I made some mustard for the beef casserole yesterday and, at the end of the meal, LT observed that the Colman family would be doing well out of his efforts.
If you don’t know the saying, here it is in my great-grandfather’s words. “Mr Colman did not make his money out of the mustard that people ate. He made his money out of the mustard that people left on their plates.”
LT has a lot to put up with. Our families shared the same saying, but it took me on quite a journey, involving the age of my great-great-grandparents and how sayings spread about the country and whether they were now completely lost to anyone much younger than we are. He joins in patiently where he can, recognising that, actually, I’m blogging in spoken words rather than on the virtual page – but without any attempt to edit. Bonus for me, quite a lot to have to live with for him.
I’ve written before that my mother, because of the early death of her own mother when Mummy was only 18 months old, was brought up by two of her grandparents until she was 7. Her father, my Grandad, had to travel to work, back in the 1920s as a civil engineer, a small Wiltshire town couldn’t provide him with employment.
My mother referred to her grandfather being in his eighties – he was her mother’s father. Her parents were cousins; both widowed, her maternal grandfather and paternal grandmother, who were brother and sister, set up home together in their old age. Her mother was born at the end of the 19th century, the 9th of 10 children and her mother was then about 45 years old: her first child was born in about 1873. So I suspect her grandfather was born around 1840, give or take a year or two.
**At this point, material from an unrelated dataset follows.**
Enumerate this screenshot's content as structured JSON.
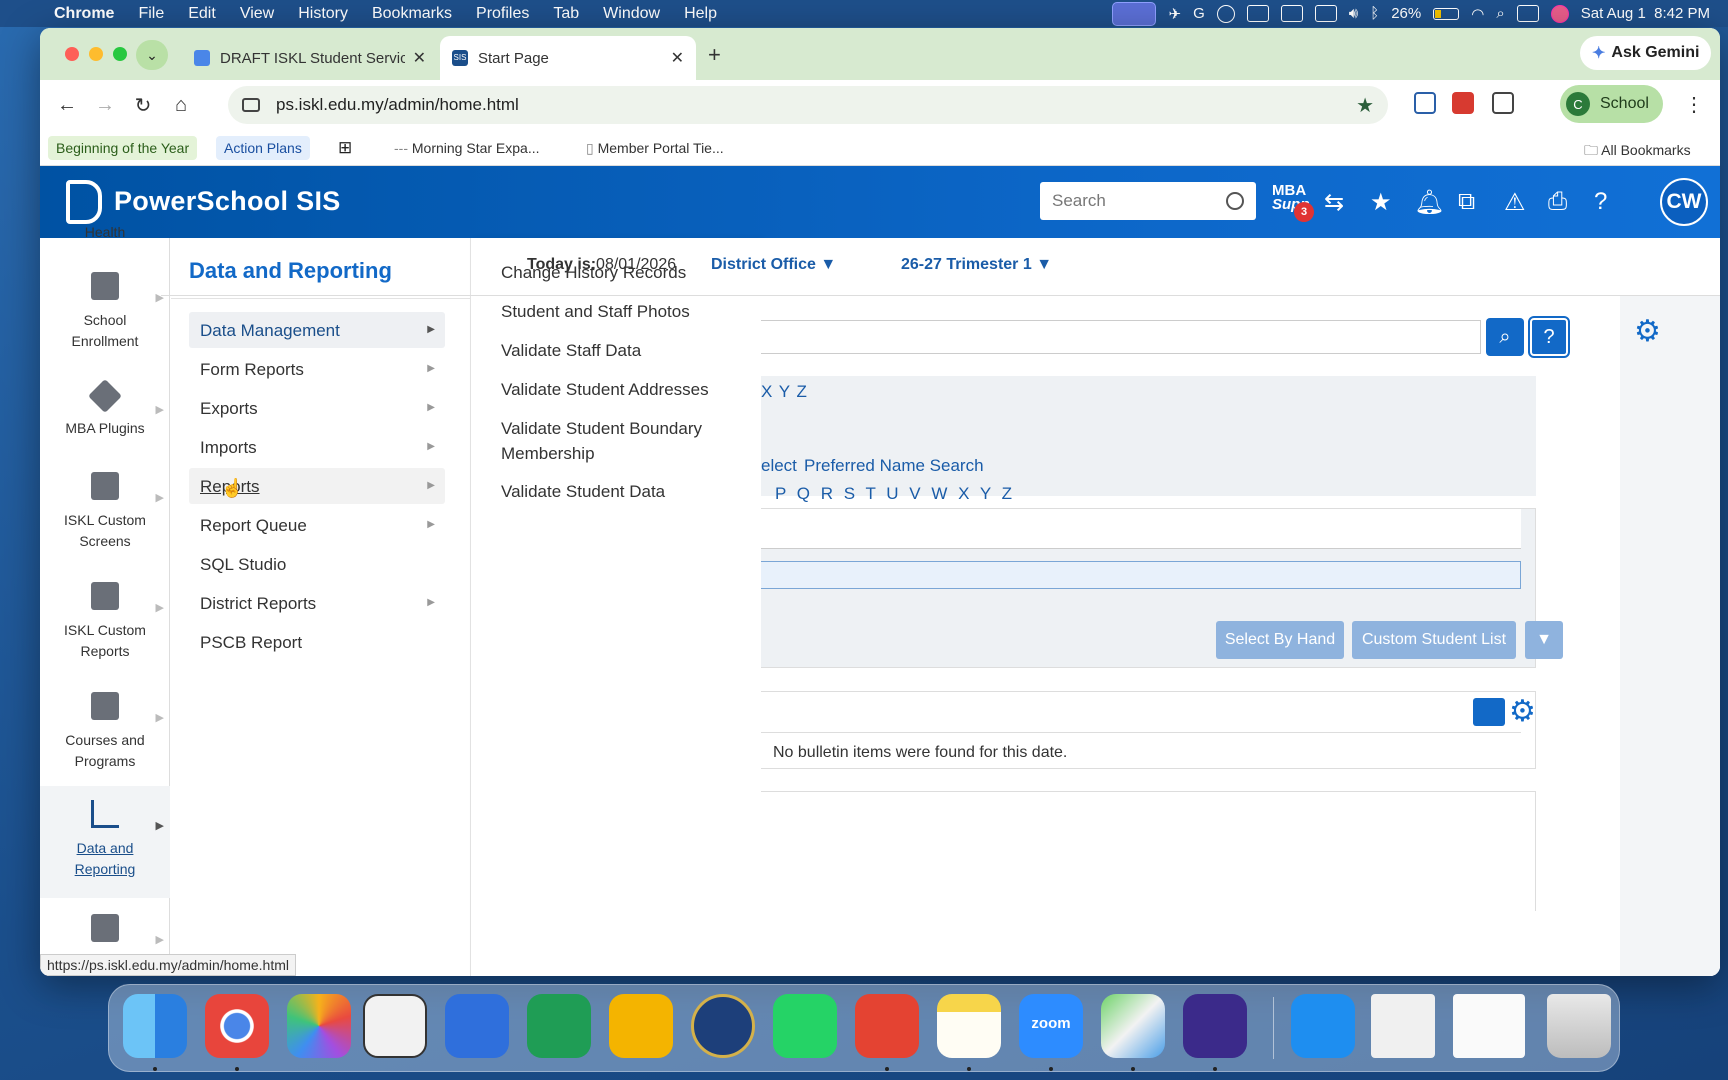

His name was John Farmer and he was a farmer in Melksham, Wiltshire. My mother loved him very dearly and used to describe his blue eyes which twinkled when he was telling one of his yarns. He called policemen “Peelers” and, if the hardy-gurdy man were heard playing, he’d send young Jane to “give him a penny to play in the next street.” If every job were done for the day, he’d have “finished the game of bowls and beaten the Spaniards too” – which Sir Francis Drake was supposed to have said was going to happen as the Spanish Armada approached as he was on the bowling green.
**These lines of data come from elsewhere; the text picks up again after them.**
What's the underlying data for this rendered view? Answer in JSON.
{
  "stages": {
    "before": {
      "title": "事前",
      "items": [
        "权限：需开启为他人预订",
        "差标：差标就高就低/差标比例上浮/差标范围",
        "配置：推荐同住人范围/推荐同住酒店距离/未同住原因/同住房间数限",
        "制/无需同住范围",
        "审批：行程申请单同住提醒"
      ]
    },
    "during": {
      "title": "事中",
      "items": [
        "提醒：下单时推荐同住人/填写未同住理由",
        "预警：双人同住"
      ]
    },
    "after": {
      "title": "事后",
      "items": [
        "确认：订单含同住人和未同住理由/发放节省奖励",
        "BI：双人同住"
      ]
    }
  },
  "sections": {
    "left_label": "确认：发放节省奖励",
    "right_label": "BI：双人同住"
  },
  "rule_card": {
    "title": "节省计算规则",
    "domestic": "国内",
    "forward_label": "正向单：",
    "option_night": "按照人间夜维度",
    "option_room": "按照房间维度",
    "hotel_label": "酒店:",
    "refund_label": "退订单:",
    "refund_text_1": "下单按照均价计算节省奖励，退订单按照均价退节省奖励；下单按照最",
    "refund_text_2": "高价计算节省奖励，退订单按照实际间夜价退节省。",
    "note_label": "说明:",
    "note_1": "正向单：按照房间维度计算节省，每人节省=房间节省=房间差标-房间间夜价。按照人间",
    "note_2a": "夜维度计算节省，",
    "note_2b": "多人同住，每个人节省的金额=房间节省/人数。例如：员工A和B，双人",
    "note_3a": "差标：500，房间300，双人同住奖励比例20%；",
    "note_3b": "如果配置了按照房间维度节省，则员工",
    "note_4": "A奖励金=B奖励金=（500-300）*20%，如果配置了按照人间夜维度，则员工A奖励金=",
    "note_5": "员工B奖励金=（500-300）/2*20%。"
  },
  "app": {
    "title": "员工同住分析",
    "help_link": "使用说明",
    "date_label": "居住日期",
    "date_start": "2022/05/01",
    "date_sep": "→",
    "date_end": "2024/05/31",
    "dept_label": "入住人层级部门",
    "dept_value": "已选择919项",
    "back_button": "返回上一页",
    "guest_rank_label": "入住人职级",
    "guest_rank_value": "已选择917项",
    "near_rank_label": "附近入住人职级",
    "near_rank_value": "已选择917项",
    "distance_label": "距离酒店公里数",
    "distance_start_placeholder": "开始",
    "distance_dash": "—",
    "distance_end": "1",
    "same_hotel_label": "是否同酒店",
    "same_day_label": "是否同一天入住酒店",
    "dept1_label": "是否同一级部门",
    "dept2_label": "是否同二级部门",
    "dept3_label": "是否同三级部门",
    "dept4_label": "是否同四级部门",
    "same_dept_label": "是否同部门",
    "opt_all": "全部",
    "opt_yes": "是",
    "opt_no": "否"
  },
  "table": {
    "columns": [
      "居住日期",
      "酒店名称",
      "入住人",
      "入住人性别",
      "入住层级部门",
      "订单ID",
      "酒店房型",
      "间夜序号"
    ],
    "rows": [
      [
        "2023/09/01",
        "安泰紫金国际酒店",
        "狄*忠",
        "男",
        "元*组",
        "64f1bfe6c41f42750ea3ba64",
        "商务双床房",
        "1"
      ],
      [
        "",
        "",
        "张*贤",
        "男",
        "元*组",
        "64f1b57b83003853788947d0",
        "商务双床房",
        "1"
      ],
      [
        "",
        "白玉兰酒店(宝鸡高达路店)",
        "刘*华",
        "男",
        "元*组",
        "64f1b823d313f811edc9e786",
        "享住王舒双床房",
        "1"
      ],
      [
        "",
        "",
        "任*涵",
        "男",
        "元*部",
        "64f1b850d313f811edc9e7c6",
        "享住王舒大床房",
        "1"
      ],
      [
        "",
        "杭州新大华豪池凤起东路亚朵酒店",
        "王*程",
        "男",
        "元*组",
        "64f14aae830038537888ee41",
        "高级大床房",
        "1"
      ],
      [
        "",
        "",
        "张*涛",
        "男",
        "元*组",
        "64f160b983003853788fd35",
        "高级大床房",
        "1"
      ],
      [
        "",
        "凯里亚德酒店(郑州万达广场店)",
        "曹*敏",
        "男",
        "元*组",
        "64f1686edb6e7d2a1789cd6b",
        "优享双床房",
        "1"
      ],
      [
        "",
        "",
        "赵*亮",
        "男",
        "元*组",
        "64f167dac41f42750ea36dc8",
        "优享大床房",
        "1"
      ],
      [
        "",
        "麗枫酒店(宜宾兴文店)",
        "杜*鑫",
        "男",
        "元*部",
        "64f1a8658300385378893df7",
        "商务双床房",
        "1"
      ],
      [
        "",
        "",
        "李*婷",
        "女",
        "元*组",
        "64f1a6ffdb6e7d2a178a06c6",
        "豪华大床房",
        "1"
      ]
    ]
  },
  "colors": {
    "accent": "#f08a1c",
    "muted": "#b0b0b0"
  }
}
And Colman’s mustard came from Norfolk and this was Wiltshire and Tim lived in Bournemouth several decades later. So a meme went around long before the days of the internet.